In August, the insulin management software company Glytec unveiled the latest version of its Glucommander insulin dosing software to make it easier for providers, nurses, and pharmacists to offer optimal, personalized care. More than 300 hospitals in the U.S. use Glytec’s eGlycemic Management System® (eGMS®) for glycemic management for their patients.
Glytec chief medical officer Jordan Messler, MD, tells Endocrine News that there were three key areas in which the company is trying to improve glycemic management. The first is streamlining the transition from IV insulin to SubQ insulin. “We have a transition module and that’s one key area that we’ve made improvements for — trying to be more transparent with the information, making the process smoother for nurses and physicians and getting more information to the physicians and the pharmacists,” he says.
The next is improving hypoglycemia management by expanding medication options for pharmacists with dextrose 10% (D10) for when there are shortages of D50. “There have been some shortages of D50, so sites have used D10 and we’ve just enhanced the way we can present that information to sites. We’ve made it easier,” Messler says. “That’s improved management of hypoglycemia with D10, particularly because we’ve updated some of our recommendations for hypoglycemia management with oral carbohydrates based on research.”

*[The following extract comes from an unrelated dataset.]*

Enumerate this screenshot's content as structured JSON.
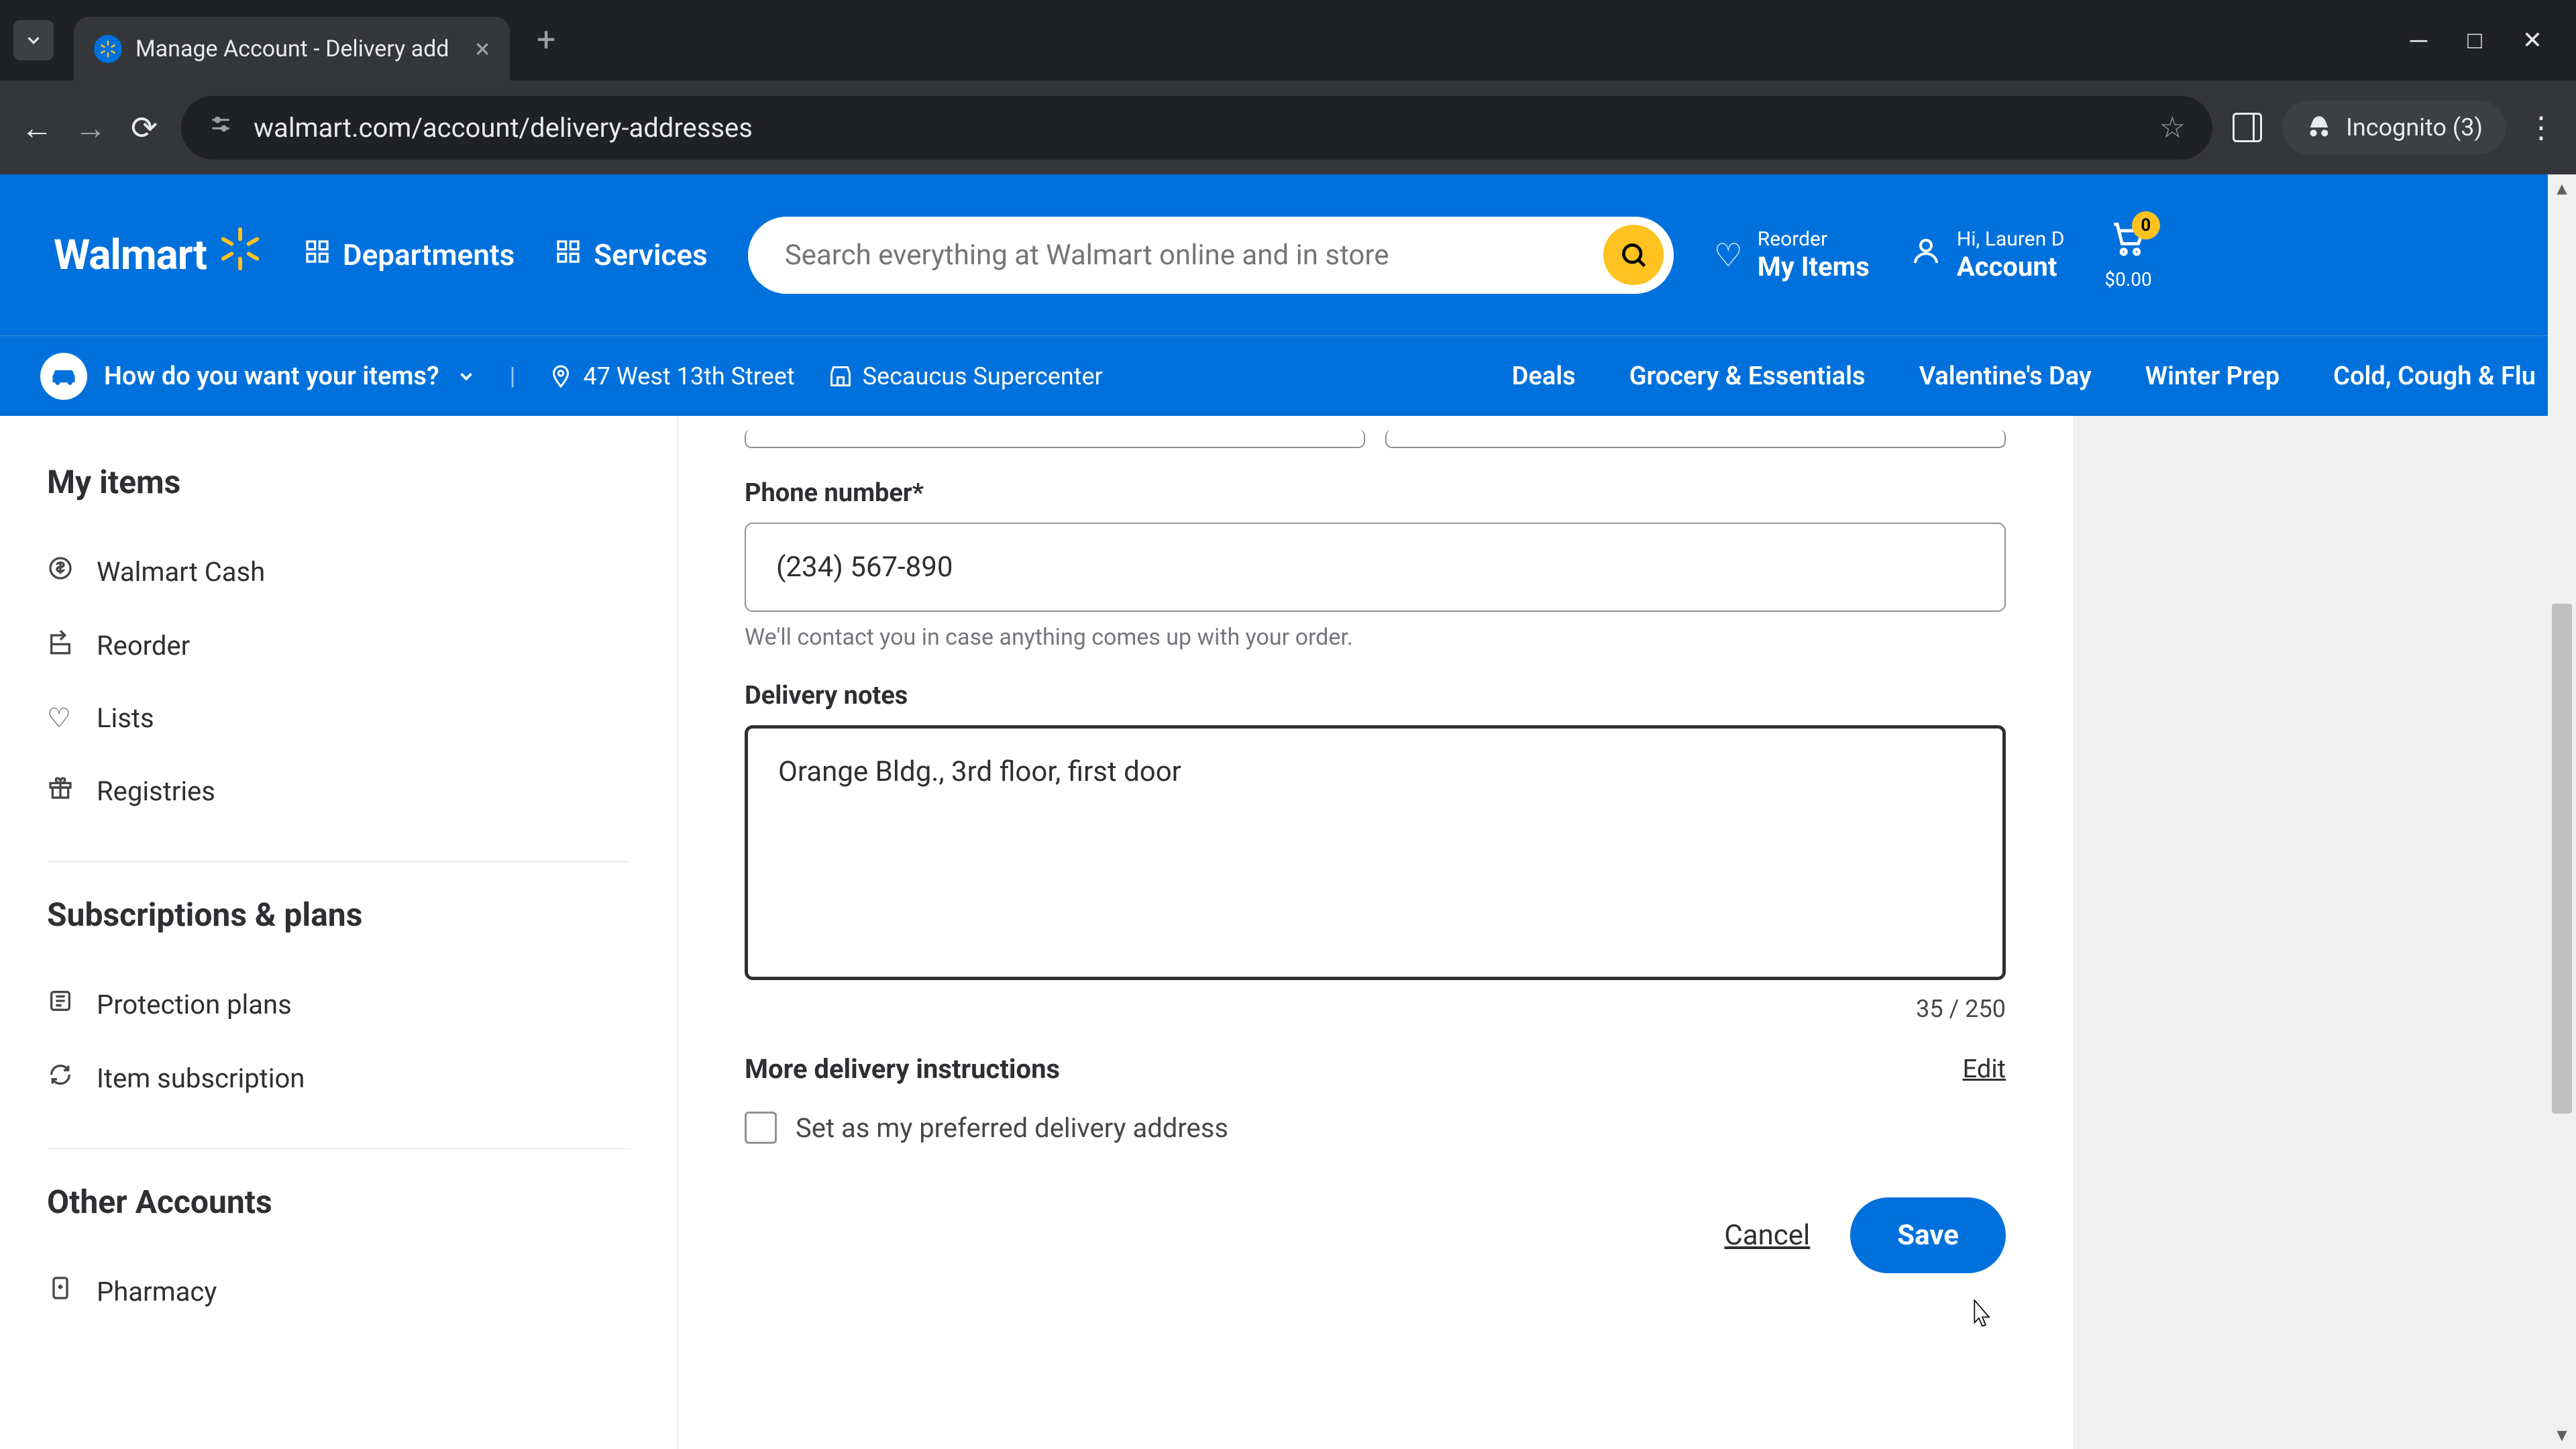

Finally, Messler says they focused on making electronic health records and site integration as smooth as possible for physicians and nurses. “One of our goals over the last few years is to improve the integrations that we have with sites,” he says. “The electronic health record, making it more seamless, really trying to help the end-users, the front line nurses and physicians. We’ve been trying to improve that order set design, the ways that we integrate, and make the ordering of Glucommander as easy as possible.”

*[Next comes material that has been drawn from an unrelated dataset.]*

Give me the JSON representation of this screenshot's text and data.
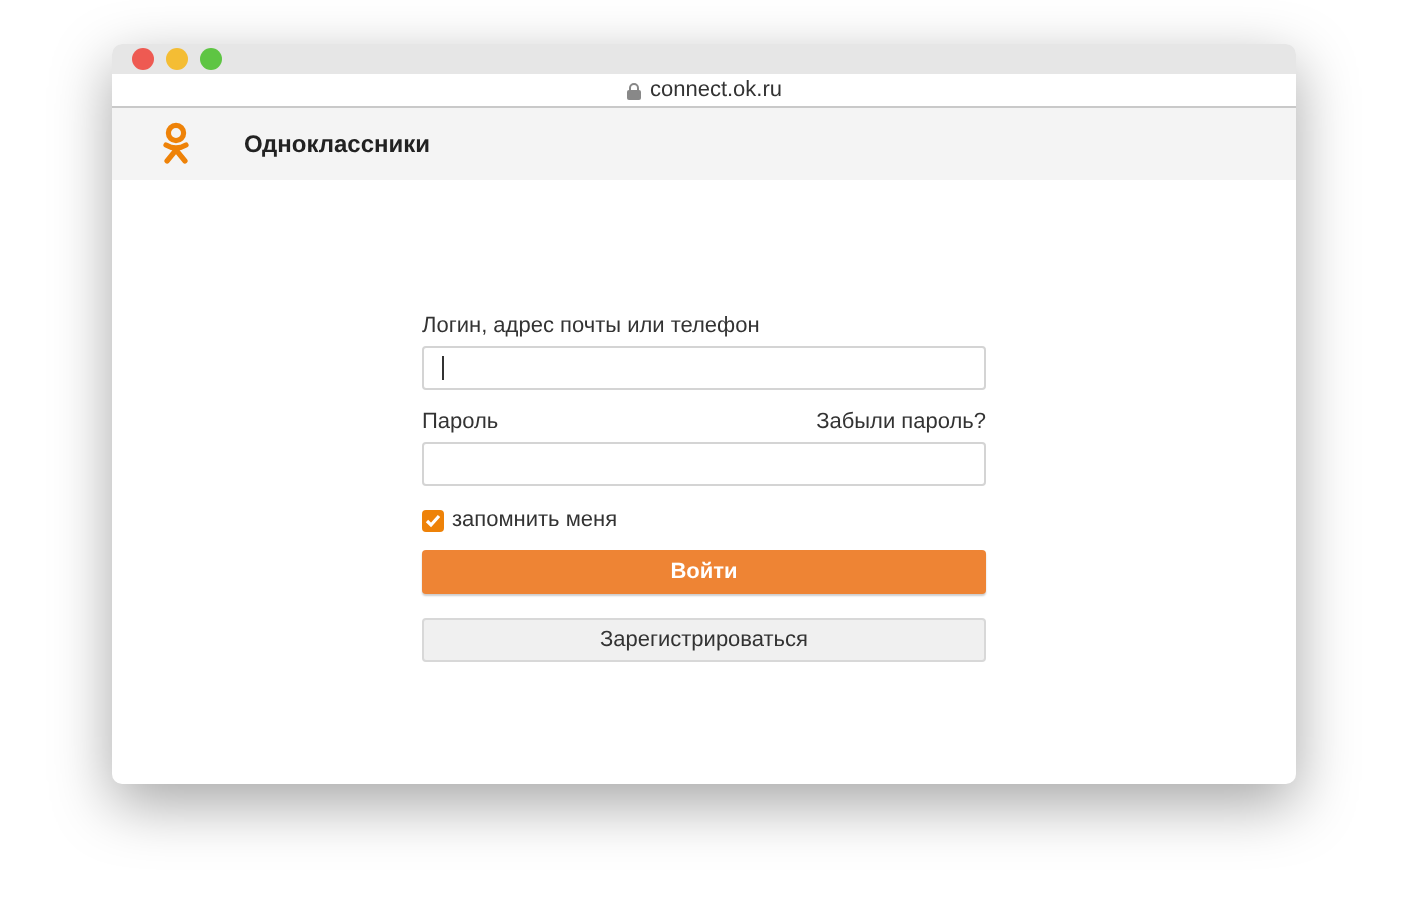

“Those are three big ones,” Messler says. “Improving transition IV to SubQ, enhanced hypoglycemia management, and then order set design. There are other little things under the hood to improve some technical and other pieces, but those are the three big ones for the end-users to see.”
Messler says that the goal is to make treating diabetes simpler for the front-line staff, to free up their cognitive load when managing insulin, especially in a setting like the ICU. “We continue to try to iterate and make this simpler, make the workflows better with the context of patient safety, which is always paramount. We believe we designed these things like transitions that’ll make those processes easier.”
This updated system is still young, but Messler says he expects positive results, from providers and patients, and he hopes responses will shape future developments. “We expect to hear that feedback and continue to find ways to improve the workflow for nursing, for physicians — improve it in such a way that they feel confident in the dosing so that with their sites that don’t have endocrinology support or don’t have all those diabetes education specialists, that they’ll feel confident in the management,” he says. “We just know that usual care, without Glucommander, often defaults to things that are simpler and not always best for the patient. We can get more accurate dosing of insulin, particularly transition IV to Sub-Q, keep it, the workflow, not time-consuming, and transparent and simpler, best for the nurses and ultimately best for the patients.”
This article originally appeared in Endocrine News.